I shifted 3.5k km for a less polluted and less dangerous city a year ago.
And all was good. I get to walk and how I love to walk. I am truly happi…

Exercises for a smarter nation

We, the people, are gullible idiots. C'mon, admit it. We have all been bullied into bad deals by powerful charlatans at some point or another. Governments are no different. The current one is getting away with our personal data and going about distributing our public resources and monies to its favourite cronies.This is no exceptional government. This happens all the time, in all the countries - to varying degrees. The varying part is important. I would much rather be in Norway where the leeway for such giveaways against the interest of public is small, compared to Angola and Nigeria where the oil bonanza instead has become oil curse.
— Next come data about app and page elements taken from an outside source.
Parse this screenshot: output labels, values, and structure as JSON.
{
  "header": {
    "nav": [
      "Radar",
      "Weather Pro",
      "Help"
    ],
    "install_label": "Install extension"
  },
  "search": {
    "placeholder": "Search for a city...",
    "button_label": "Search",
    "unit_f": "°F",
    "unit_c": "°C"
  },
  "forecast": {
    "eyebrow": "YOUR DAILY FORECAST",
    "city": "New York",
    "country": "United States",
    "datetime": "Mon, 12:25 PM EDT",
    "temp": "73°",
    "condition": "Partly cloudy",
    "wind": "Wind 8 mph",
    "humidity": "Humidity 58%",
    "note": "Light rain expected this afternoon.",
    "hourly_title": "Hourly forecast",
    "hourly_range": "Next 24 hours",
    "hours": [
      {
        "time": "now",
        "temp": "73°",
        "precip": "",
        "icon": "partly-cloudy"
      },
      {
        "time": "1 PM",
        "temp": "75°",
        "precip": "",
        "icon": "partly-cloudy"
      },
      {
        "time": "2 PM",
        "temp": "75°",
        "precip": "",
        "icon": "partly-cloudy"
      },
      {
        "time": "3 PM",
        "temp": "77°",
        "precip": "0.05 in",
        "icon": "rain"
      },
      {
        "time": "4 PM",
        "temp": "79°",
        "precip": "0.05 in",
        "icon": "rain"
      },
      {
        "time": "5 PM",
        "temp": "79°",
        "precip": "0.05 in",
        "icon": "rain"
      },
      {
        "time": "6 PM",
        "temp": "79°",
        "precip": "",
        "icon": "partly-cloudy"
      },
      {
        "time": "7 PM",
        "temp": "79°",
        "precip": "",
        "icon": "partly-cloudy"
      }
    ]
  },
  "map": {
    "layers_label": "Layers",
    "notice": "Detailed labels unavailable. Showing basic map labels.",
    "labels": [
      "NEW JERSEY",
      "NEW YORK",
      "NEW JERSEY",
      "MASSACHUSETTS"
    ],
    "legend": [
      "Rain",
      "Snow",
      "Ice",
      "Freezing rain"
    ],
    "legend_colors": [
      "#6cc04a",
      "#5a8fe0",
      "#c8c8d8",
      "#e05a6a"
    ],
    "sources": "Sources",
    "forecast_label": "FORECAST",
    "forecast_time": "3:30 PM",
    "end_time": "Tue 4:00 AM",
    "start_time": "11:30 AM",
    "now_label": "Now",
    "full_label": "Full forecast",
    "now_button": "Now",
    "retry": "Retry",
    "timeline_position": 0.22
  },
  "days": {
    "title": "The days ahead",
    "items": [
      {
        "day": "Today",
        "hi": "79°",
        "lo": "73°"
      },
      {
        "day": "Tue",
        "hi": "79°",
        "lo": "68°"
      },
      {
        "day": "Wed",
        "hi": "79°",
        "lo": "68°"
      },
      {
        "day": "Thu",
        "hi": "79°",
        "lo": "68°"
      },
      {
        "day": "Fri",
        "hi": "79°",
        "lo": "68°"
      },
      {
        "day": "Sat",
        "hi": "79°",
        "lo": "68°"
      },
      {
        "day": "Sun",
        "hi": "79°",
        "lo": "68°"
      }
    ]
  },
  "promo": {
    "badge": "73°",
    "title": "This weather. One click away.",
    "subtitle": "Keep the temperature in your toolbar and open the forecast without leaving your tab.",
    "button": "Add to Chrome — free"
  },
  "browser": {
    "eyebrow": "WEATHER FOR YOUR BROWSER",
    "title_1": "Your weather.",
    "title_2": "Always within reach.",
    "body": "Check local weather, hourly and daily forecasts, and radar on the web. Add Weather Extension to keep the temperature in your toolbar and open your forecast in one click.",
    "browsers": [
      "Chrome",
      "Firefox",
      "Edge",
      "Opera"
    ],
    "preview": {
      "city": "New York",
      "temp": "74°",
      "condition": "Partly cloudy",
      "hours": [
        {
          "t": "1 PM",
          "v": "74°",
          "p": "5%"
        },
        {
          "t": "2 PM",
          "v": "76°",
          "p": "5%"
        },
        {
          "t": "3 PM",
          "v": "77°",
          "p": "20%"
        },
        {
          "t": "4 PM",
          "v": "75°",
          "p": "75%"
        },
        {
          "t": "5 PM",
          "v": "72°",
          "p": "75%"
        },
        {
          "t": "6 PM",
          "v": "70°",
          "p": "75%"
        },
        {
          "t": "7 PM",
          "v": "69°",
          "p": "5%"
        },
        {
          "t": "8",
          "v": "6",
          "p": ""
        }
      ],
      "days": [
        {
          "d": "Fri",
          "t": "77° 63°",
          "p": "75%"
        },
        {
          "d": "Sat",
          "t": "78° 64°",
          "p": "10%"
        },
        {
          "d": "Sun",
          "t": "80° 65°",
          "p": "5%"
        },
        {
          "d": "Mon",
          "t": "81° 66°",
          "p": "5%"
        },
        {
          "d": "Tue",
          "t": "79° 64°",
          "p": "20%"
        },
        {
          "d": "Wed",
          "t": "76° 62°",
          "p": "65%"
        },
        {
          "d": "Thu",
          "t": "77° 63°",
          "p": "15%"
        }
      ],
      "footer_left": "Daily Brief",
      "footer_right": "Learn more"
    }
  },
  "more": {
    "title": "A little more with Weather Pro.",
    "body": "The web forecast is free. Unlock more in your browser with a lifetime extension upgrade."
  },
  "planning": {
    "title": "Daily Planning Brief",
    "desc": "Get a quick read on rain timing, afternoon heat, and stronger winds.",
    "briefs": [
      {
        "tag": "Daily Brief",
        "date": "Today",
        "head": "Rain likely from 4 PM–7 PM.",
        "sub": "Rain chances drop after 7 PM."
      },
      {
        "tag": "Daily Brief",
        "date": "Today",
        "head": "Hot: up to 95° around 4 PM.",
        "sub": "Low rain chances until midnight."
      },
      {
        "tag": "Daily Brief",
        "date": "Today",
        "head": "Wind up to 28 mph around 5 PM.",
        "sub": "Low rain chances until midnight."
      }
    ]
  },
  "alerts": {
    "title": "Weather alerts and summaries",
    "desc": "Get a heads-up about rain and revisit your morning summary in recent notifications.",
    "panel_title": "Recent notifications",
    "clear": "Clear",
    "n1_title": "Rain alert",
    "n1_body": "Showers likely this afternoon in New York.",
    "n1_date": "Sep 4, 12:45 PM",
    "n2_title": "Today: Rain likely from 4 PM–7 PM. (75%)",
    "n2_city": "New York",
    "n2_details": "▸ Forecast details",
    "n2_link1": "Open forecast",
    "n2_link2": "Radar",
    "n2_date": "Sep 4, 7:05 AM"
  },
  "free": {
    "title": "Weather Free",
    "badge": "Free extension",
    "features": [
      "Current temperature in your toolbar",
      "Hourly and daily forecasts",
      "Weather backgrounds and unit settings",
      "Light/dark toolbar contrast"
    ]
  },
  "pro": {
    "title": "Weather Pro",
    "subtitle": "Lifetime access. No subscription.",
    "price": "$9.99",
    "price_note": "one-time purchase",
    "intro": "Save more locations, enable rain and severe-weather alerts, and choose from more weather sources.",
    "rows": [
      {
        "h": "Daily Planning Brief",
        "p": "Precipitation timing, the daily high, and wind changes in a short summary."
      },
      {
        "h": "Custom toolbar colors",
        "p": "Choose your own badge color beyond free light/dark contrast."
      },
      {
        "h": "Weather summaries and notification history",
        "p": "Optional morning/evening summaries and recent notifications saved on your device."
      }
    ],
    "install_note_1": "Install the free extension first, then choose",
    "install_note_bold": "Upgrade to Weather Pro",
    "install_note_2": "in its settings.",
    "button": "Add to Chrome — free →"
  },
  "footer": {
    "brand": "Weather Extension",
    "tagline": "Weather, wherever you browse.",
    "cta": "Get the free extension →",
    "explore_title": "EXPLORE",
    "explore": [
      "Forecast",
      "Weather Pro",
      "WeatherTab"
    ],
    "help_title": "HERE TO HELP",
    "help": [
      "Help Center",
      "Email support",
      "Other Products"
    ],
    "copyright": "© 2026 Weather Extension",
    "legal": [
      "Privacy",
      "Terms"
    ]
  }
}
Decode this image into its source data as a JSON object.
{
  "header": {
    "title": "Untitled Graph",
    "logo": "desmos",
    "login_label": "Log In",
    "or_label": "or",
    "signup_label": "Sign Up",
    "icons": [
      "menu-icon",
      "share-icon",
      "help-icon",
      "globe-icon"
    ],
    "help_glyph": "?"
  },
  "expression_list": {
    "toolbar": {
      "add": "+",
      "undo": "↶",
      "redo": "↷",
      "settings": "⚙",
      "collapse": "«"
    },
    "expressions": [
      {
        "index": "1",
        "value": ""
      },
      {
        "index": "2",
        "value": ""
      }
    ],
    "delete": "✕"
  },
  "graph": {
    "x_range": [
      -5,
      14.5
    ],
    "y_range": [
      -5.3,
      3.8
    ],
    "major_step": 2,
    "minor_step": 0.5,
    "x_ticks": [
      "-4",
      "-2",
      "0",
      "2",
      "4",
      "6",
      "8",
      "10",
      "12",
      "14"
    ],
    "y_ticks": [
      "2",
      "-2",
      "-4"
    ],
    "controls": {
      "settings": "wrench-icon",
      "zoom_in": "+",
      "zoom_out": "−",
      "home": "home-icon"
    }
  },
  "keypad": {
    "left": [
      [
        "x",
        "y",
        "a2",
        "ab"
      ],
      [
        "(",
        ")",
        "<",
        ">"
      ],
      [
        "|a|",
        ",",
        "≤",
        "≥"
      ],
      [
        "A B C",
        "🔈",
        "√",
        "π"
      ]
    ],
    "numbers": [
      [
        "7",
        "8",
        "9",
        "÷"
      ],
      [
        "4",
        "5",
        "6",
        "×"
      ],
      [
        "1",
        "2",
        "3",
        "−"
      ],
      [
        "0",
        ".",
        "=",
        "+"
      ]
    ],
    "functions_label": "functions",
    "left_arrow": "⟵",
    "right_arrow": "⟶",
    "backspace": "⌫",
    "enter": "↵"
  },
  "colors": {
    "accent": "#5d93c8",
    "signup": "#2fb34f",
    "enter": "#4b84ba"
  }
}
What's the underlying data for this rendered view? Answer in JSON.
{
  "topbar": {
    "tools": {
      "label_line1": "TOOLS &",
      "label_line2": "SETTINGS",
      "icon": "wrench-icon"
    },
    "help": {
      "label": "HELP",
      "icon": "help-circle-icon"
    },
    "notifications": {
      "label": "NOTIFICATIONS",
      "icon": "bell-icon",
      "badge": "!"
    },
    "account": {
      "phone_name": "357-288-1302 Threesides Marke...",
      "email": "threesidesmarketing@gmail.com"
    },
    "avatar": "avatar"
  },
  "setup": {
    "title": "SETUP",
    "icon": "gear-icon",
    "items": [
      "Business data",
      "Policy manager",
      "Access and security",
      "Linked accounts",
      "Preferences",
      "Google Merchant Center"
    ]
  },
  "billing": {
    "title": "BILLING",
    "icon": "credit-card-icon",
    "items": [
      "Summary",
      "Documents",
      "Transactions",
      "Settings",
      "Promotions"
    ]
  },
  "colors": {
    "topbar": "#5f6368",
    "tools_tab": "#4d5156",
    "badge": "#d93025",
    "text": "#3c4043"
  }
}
One of the important ways for moving towards Norway and away from Nigeria is for the public to become aware and educated about power. Education is a bad word now - what India creates in not educated people, it creates literate minions. By educated, i mean people who can reason, who can think critically, who can see the world from different perspecti…

Withdrawal symptoms

Scroll Scroll Scoll..
Catch yourself slipping away.

Deep  breath. 

Close the browser. silence the mobile and turn it away.

Open an offline-real-paper diary. Stop your thighs from lolling impatiently. Stay still. 

Pick up a pen awkwardly. ahh, the fingers are stiff. It will take a  while for them to get used to holding a pen. Quick finger exercise - open the palm, stretch finger outwards, close into a fist, dig the fingers in. Repeat.
Ok now.. about to pick up the pen again, but eyes dart towards the screen. Tempted to check email.

Shut up. The last consequential email came two months ago. Nothing of consequence is online.

Pick up the pen. Don't fetishize the object now. Get on with it. Put it on paper, write a word and start it already. If I get to a sentence, perhaps I will get into a flow and won't have to look up from the paper at all. 

One sentence later.

Ahh. That was good. I am feeling good about myself. The sentence makes sense. …